Roadside bombs have killed nearly 3,600 military service members and wounded 34,000 more in Iraq and Afghanistan, but many of the long-term health effects are unknown for those who seemingly walked away without serious injury. For that reason, the Institute of Medicine is calling on the Department of Veterans Affairs to create a registry of service members exposed to such bombs so the long-term consequences can be better tracked.
A Pentagon spokesman says that if any of the 65 Afghan militants who were released from a former U.S. prison return to the battlefield, U.S. forces might hunt them down. The Pentagon's press secretary, Navy Rear Adm. John Kirby, said Friday that the 65 are not considered targets at the moment.
U.S. banks and retail groups say they are joining forces to work on cyber security, getting past recent finger pointing for data breaches. The Financial Services Roundtable, Retail Industry Leaders Association and several other trade associations said the new partnership would focus on sharing more information on cyber threats.
Utah lawmakers are sending mixed messages to the National Security Agency, which runs a massive data-storage warehouse outside of Salt Lake City. One proposal is calling for legislators not to collect utility taxes from the center. Meanwhile, another lawmaker wants to cut off water to the center, which uses more than 1 million gallons daily to cool its computer processers.
U.S. military officials said the number of American troops in Afghanistan could drop to as low as 20,000 by mid-summer, giving commanders the ability to pull them all out by the end of the year if no agreement is reached. It generally takes about 10 months to shut down a massive military base, but officials said the Pentagon is prepared to do it in a much shorter - although far more expensive - timeline.
A former Guatemalan special forces soldier was sentenced Monday to 10 years in a US prison for lying on his citizenship application. He lied about his participation in massacre that wiped out a village 30 years ago. Jorge Sosa, 55, was stripped of his American citizenship after being convicted of failing to disclose his alleged participation in the killing of at least 160 people in the village of Dos Erres.

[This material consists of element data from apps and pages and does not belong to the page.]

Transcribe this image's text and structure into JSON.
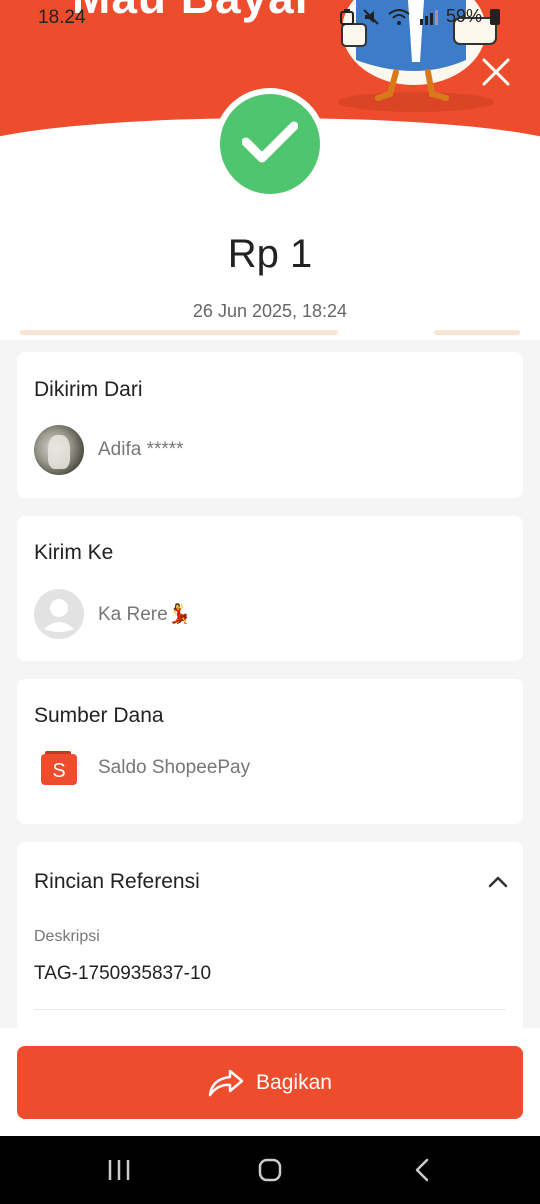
{
  "status_bar": {
    "time": "18.24",
    "battery": "59%"
  },
  "banner": {
    "text": "Mau Bayar"
  },
  "transaction": {
    "amount": "Rp 1",
    "datetime": "26 Jun 2025, 18:24"
  },
  "sender": {
    "title": "Dikirim Dari",
    "name": "Adifa *****"
  },
  "recipient": {
    "title": "Kirim Ke",
    "name": "Ka Rere💃"
  },
  "source": {
    "title": "Sumber Dana",
    "name": "Saldo ShopeePay",
    "icon_letter": "S"
  },
  "reference": {
    "title": "Rincian Referensi",
    "description_label": "Deskripsi",
    "description_value": "TAG-1750935837-10"
  },
  "actions": {
    "share_label": "Bagikan"
  },
  "colors": {
    "brand": "#ee4d2d",
    "success": "#4fc56f"
  }
}
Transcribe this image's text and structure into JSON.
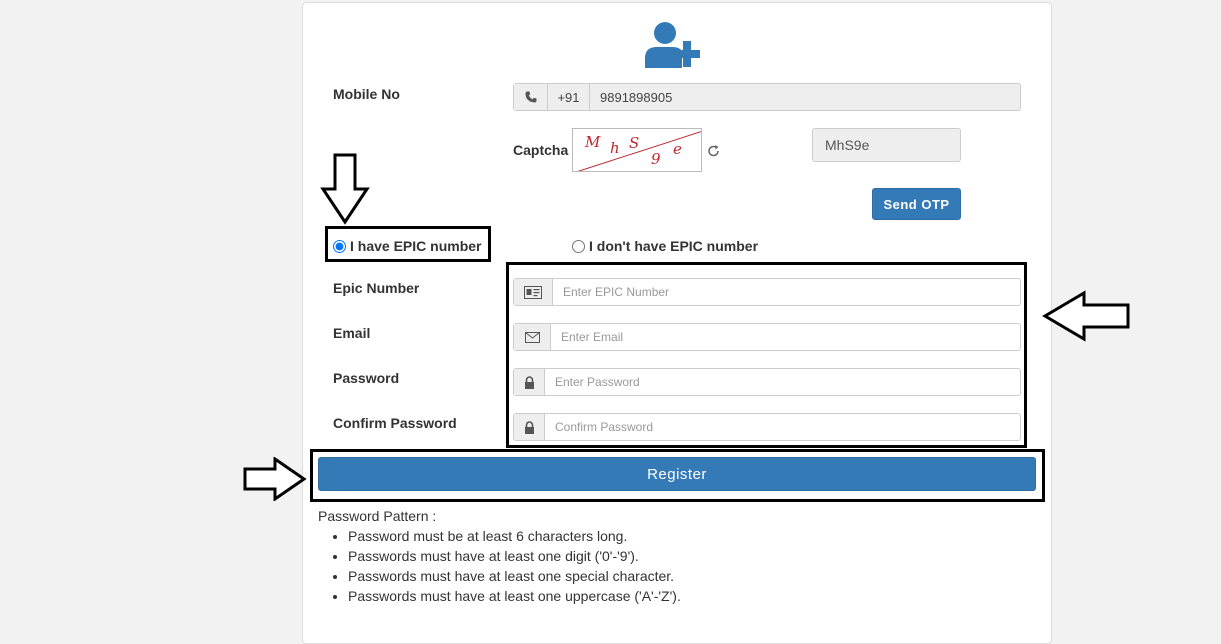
{
  "form": {
    "mobile_label": "Mobile No",
    "country_code": "+91",
    "mobile_value": "9891898905",
    "captcha_label": "Captcha",
    "captcha_chars": [
      "M",
      "h",
      "S",
      "9",
      "e"
    ],
    "captcha_value": "MhS9e",
    "send_otp_label": "Send OTP",
    "radio_have_epic": "I have EPIC number",
    "radio_no_epic": "I don't have EPIC number",
    "epic_label": "Epic Number",
    "epic_placeholder": "Enter EPIC Number",
    "email_label": "Email",
    "email_placeholder": "Enter Email",
    "password_label": "Password",
    "password_placeholder": "Enter Password",
    "confirm_label": "Confirm Password",
    "confirm_placeholder": "Confirm Password",
    "register_label": "Register"
  },
  "password_pattern": {
    "heading": "Password Pattern :",
    "rules": [
      "Password must be at least 6 characters long.",
      "Passwords must have at least one digit ('0'-'9').",
      "Passwords must have at least one special character.",
      "Passwords must have at least one uppercase ('A'-'Z')."
    ]
  },
  "icons": {
    "header": "user-plus-icon",
    "phone": "phone-icon",
    "refresh": "refresh-icon",
    "id_card": "id-card-icon",
    "envelope": "envelope-icon",
    "lock": "lock-icon"
  },
  "colors": {
    "primary": "#337ab7",
    "captcha_text": "#c0262d",
    "annotation": "#000000"
  }
}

There's a big air show this week in Singapore and aerospace firms will finalize numerous billion dollar deal during the show. The firms goals are simple and the same --survive a dry spell in emerging markets. Those markets are vital to their plans to plans to keep producing large numbers of jets. The biggest aerospace gathering in Asia is usually a "show and tell" where executives come to mingle with some of the world's biggest long-haul carriers and the region's busy military buyers.
The Financial Industry Regulatory Authority is looking at the measures that Wall Street's brokerages take to protect their businesses and customers from cyber security threats. FINRA, which conducts periodic "sweeps," or targeted checks on Wall Street brokerages, says it is conducting the review, in part, because of the growing threat to information technology systems from "a variety of sources.
App River email and security experts says Bank of America customers have been targeted by a new virus campaign they're calling a Bredo virus. It comes in the form of phishing email that claiming to be from BofA and asking the recipient of download a security file. The main goal of this virus is to steal information such as banking info or recording keystrokes. The software may also have abilities to further infect a system by downloading more malware on to the machine.
Polish prosecutors may seek access to terror suspects detained by the U.S. at Guantanamo Bay for direct questioning as part of an investigation into whether a secret CIA prison operated here in 2002-2003, an official said Thursday. The prosecutors would need U.S. permission to question prisoners held at Guantanamo and are weighing whether to make a request. Washington has provided little help to Poland's investigation, which was launched in 2008, and has already denied an appeal from Warsaw for assistance in gathering evidence.